Gov. Brian Sandoval said he made a case against a nuclear waste dump at Yucca Mountain and argued that Nevada has high standards for regulating recreational marijuana in a series of meetings with top Trump Administration officials this week.
Sandoval appeared with President Donald Trump in Washington D.C. for the signing of an executive order on education, although he didn’t have a chance for a one-on-one meeting with the president. He also met with Attorney General Jeff Sessions, Interior Secretary Ryan Zinke and Energy Secretary Rick Perry, who he said is a personal friend but not a friend on the issue of licensing Yucca Mountain.
“The tone of the conversation is basically they have a job to do and so do I,” he said about his conversation with Perry in a Friday briefing with reporters in Carson City. “So I’m going to do my job better than them.”
He said his friendship with the former Texas governor is helping Nevada’s fight against the repository in the sense that Perry at least knows he’s serious about the issue.
“This isn’t just a NIMBY thing,” Sandoval said, referring to “Not In My Backyard” opposition. “I’m convinced that it is not a site that can geologically isolate the waste.”

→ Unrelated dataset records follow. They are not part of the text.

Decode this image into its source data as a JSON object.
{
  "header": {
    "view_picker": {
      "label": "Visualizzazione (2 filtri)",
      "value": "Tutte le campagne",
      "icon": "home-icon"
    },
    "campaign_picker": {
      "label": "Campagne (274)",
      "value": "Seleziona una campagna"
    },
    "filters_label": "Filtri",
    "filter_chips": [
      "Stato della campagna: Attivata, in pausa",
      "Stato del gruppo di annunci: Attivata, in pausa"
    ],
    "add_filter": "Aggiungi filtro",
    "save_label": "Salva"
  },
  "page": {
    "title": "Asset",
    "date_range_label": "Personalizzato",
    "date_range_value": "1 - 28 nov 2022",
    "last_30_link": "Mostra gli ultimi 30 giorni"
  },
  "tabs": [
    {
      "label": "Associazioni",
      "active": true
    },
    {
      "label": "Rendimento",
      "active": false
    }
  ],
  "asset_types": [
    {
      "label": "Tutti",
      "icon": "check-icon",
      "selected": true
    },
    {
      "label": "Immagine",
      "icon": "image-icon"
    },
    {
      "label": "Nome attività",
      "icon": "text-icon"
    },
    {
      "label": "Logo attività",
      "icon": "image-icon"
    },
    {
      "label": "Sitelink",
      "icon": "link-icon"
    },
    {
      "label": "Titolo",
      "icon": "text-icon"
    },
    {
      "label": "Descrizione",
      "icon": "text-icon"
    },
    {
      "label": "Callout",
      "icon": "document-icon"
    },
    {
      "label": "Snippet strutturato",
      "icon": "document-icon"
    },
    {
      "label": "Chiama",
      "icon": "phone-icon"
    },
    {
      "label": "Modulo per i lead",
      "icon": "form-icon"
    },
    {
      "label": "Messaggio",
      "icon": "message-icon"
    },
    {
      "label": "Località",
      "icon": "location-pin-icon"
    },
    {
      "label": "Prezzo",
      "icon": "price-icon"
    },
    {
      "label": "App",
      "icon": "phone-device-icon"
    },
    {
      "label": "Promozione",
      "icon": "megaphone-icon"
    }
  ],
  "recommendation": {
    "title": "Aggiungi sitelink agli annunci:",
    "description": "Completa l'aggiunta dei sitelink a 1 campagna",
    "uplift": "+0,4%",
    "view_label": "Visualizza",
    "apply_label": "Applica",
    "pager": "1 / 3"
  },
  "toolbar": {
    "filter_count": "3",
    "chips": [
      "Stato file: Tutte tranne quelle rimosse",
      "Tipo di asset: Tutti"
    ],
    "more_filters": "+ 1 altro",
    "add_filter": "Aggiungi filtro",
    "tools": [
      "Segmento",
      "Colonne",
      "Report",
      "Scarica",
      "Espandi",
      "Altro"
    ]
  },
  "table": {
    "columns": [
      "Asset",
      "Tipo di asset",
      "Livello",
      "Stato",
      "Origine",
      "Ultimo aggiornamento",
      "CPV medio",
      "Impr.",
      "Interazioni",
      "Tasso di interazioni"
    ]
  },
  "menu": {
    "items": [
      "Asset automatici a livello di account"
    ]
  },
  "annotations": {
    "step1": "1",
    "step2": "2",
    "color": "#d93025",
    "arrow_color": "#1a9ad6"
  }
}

Sandoval also said that while he doesn’t want to speak for Sessions on whether the Trump Administration will crack down on marijuana, he does feel comfortable moving forward with a state budget recommendation that includes $70 million in revenue from recreational marijuana and earmarks it for education.
The proposed marijuana tax still needs approval from lawmakers, who are in session for another five weeks.
Sandoval also brought up online gambling, asking the attorney general that “if there is any action that is taken, that it not include Nevada.” He said he reminded Sessions that he is a former chair of the Nevada Gaming Commission, that he negotiated an interstate online poker agreement with Delaware and that he’s not aware of any instances of minors gaining access to online gambling.
Sandoval says that in spite of their policy disagreements, he gives the administration an A+ for working with Nevada and has had more access to the highest-level cabinet officials than he did under the Obama Administration.
Updated at 4:30 p.m. Saturday to add full transcript of press briefing.
Feature photo: Gov. Brian Sandoval, left, and his chief of staff Mike Willden brief reporters April 28, 2017 in Carson City about Sandoval's meetings with Trump Administration officials. Photo by Luz Gray.